To promote the digital agenda for the Malaysian capital markets, the Securities Commission Malaysia (SC) introduced the Digital Investment Management Framework in May 2017 – the first such initiative in this region. It represented a natural evolutionary step in light of Malaysia’s robust fund-management sector. This had paved the way for the advent of robo-advisors or digital investment managers (DIMs) in the domestic market.
To date, there are eight registered and licensed DIMs in the country:
Simply put, DIMs employ innovative technologies to offer automated discretionary portfolio-management services. Their core services include risk profiling, suitability assessment, asset allocation and rebalancing – all of which are automated and algorithm-driven, with minimal human supervision. DIMS can replicate many of the functions performed by traditional fund managers. They typically offer several types of risk-weighted portfolios based on their clients’ various levels of risk appetite, assigning an appropriate investment portfolio based on the input provided. Investors’ risk appetite will be assessed and evaluated, either through online questionnaires or other onlinemethods. DIMs will also undertake automated rebalancing and reallocation throughout the asset-management tenure.
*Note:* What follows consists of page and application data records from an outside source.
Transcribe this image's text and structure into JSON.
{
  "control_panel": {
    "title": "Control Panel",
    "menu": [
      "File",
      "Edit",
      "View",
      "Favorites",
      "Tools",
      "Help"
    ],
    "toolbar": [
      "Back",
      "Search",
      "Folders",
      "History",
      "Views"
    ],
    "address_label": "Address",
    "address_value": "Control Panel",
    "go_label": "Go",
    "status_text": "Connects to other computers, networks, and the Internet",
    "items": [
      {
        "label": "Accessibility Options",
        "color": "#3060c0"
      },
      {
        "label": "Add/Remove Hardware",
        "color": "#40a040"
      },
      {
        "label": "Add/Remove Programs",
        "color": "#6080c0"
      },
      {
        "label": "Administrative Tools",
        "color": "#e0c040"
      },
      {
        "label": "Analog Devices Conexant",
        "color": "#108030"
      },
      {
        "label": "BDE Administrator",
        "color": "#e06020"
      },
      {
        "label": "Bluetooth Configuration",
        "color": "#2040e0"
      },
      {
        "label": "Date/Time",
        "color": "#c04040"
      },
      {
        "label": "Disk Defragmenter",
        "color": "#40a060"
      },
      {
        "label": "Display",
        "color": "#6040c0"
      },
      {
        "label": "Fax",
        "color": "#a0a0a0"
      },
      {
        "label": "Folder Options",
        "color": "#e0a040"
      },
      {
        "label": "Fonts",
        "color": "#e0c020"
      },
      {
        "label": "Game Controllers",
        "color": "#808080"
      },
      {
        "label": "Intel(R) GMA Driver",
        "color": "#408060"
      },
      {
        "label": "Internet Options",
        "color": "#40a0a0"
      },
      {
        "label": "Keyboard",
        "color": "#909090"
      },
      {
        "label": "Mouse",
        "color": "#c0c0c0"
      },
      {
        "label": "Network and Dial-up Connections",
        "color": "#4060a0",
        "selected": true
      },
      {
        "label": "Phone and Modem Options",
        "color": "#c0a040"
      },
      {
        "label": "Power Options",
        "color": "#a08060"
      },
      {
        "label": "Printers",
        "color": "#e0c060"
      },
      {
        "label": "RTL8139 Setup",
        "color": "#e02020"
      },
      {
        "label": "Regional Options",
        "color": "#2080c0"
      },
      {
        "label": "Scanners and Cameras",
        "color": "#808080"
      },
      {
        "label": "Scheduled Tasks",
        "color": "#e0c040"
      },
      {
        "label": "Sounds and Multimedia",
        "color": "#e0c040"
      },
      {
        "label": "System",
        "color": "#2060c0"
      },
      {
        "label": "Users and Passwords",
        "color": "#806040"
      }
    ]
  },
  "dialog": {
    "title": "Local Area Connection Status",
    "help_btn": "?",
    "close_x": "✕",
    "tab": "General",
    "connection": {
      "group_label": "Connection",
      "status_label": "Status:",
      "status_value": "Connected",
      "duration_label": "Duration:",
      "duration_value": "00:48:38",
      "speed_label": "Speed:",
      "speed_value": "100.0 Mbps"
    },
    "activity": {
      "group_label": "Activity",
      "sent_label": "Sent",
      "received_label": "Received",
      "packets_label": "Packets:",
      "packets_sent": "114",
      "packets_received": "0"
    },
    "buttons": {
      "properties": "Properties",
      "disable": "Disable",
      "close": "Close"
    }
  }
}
The types of assets that DIMs may invest in include equities, exchange-traded funds (ETFs), mutual funds, bond funds, corporate bonds, government bonds, property/real estate, real estate investment trusts (REITs), commodities, money-market funds, currencies, cash and precious metals (e.g. gold). That said, what asset classes they actually invest in will depend on their respective investment strategies. Meanwhile, the investment portfolios recommended by DIMs are usually based on the particular client’s risk appetite (from very conservative to very aggressive), according to their responses to a series of questions before investing. They can choose to ignore the DIMs’ suggested portfolios and invest above or below their perceived levels of risk appetite.
The AUM of this segment exceeded RM1.39 billion as at end-December 2022, underpinned by a 42% y-o-y jump in the number of new accounts created. Notably, the majority of these accounts were held by men under the age of 35.
Adoption of digitisation was among the main themes of the Malaysian capital markets in 2020. This is highlighted by the SC’s engagements with industry participants, specifically the Brokerage Industry Digitisation Group (BRIDGe) and the Fund Management Industry Digitisation Group (FMDG). BRIDGe aspires to facilitate collaboration among the regulators, the local bourse, brokers, banks and other stakeholders – with the goal of expediting the digitisation of Malaysia’s stockbroking industry. In 2019, the SC launched the FMDG to fast-track the digitisation of the fund-management industry, to enhance investors’ digital experience and improve the industry’s operational efficiency. The FMDG working group comprises members from the SC, Bank Negara Malaysia and industry members, i.e. fund distributors, fund managers and trustees.